- Assignment
Among the records that follow, find each line holding the word "JSON" and copy it.

################

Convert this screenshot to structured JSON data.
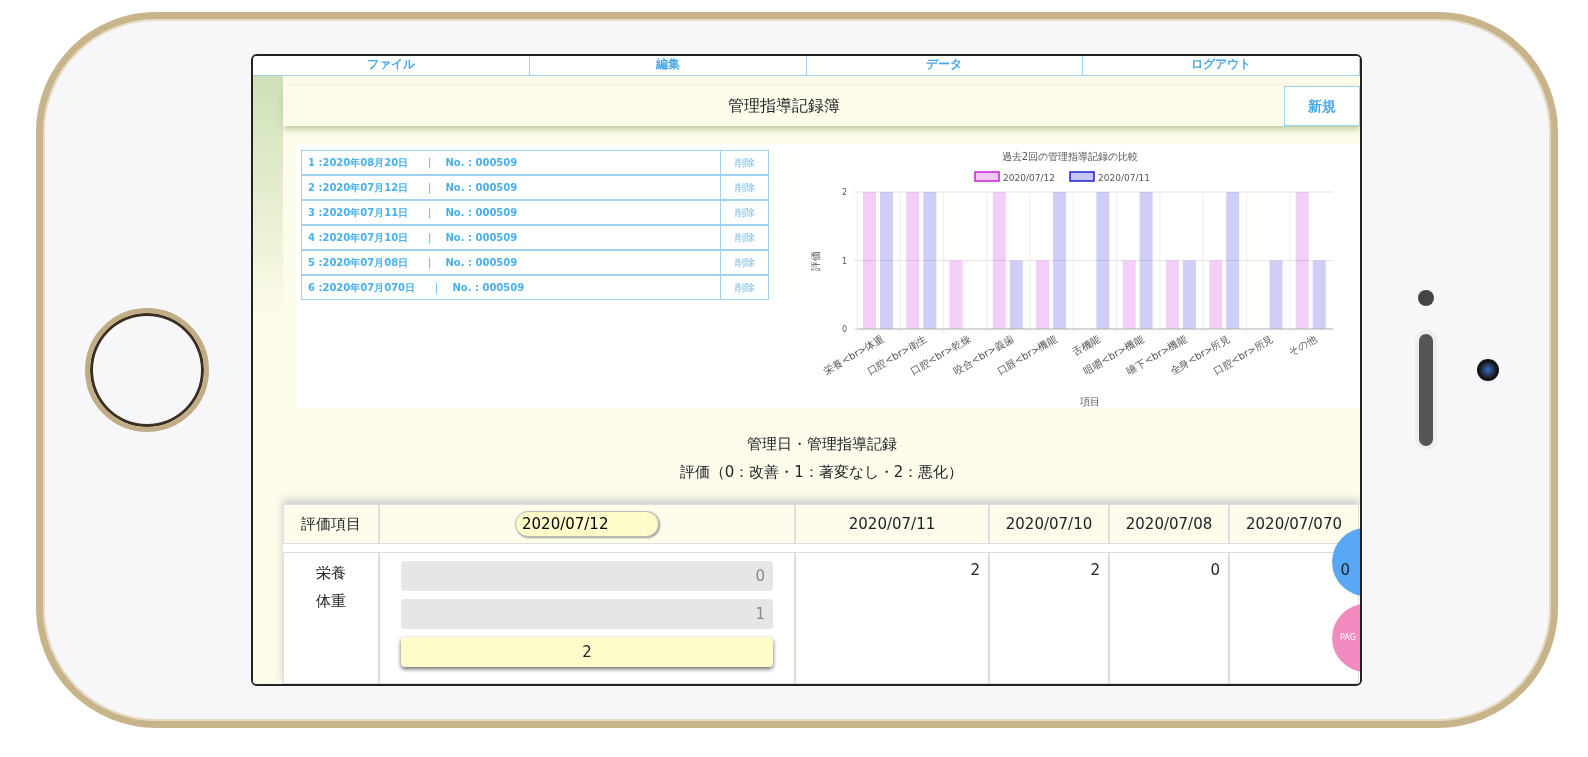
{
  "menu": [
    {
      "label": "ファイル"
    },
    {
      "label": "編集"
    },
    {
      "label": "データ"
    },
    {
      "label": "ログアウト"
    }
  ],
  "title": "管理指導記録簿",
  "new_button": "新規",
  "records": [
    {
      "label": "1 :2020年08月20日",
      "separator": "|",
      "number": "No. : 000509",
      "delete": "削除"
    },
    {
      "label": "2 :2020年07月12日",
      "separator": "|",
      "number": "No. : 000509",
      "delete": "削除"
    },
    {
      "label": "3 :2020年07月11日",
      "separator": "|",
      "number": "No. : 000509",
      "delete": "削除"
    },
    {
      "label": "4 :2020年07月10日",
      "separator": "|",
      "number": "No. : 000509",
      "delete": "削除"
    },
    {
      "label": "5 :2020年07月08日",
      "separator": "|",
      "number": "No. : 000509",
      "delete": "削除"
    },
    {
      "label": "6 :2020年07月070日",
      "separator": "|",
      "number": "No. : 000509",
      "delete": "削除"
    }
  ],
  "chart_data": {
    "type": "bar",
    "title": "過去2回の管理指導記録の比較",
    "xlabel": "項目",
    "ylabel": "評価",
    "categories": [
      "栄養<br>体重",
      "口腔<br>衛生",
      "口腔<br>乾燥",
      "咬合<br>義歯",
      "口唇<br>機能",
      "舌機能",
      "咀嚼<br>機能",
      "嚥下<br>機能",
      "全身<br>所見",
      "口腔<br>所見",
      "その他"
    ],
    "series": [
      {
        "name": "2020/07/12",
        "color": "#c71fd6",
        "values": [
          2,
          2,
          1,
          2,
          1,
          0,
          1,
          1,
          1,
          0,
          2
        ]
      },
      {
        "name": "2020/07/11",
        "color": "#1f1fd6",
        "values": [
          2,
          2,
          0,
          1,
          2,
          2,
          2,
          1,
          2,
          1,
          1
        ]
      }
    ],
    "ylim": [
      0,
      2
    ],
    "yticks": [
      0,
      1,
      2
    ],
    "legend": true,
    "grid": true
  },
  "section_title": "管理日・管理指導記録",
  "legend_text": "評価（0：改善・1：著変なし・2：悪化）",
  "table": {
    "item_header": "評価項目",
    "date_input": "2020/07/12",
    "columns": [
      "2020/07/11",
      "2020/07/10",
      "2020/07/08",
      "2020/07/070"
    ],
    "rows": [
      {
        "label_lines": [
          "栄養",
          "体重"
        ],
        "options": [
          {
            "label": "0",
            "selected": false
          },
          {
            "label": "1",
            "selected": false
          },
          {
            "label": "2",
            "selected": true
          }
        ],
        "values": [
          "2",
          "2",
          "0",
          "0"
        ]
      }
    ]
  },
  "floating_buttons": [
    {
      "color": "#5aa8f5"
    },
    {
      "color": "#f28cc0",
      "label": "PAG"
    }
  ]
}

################

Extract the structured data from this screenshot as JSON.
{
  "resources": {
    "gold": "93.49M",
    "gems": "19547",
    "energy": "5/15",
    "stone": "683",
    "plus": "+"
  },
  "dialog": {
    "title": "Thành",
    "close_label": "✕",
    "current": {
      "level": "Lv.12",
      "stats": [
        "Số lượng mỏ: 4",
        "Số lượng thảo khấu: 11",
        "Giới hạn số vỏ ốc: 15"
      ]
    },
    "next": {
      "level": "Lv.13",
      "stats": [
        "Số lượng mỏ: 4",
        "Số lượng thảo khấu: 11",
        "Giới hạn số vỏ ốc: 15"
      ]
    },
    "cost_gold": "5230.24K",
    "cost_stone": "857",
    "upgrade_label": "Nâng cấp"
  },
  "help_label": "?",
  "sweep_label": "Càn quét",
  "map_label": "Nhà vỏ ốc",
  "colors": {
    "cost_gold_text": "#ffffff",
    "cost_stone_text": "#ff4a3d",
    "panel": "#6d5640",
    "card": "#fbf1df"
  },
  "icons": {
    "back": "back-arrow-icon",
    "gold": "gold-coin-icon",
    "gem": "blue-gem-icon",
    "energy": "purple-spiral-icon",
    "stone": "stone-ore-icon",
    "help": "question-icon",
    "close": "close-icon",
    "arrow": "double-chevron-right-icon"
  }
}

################

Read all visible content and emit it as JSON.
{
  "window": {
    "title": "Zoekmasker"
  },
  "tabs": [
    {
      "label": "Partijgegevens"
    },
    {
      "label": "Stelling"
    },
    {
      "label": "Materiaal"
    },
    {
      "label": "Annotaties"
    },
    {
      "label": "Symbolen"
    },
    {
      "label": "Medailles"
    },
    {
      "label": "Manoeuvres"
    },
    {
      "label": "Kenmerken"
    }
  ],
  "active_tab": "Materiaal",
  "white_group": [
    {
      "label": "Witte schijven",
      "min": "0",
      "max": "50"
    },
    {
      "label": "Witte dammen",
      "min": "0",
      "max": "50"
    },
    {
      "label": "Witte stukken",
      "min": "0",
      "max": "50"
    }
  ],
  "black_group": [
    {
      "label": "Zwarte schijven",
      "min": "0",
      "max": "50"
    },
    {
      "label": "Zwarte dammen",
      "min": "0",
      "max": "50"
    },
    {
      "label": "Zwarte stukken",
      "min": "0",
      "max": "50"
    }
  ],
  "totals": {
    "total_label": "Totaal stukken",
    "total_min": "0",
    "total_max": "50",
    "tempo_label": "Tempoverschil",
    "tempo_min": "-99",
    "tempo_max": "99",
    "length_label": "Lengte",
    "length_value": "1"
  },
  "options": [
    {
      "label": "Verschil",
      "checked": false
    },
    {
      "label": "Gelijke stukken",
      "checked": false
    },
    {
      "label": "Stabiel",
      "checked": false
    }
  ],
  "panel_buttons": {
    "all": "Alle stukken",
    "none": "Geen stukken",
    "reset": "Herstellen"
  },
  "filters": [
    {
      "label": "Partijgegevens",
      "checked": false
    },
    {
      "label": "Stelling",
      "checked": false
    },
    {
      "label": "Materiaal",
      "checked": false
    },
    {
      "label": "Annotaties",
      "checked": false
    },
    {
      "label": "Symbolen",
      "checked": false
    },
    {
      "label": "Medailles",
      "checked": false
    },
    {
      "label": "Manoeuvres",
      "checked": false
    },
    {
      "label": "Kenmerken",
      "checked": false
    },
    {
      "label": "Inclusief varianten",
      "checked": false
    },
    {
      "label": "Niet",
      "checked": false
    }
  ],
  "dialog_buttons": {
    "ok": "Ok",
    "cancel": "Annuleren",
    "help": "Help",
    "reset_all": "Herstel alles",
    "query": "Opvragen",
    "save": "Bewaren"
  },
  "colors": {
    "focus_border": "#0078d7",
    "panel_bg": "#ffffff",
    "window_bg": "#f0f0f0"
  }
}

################

- Output for this exercise
Convert this screenshot to structured JSON data.
Extract the structured data from this screenshot as JSON.
Read all visible content and emit it as JSON.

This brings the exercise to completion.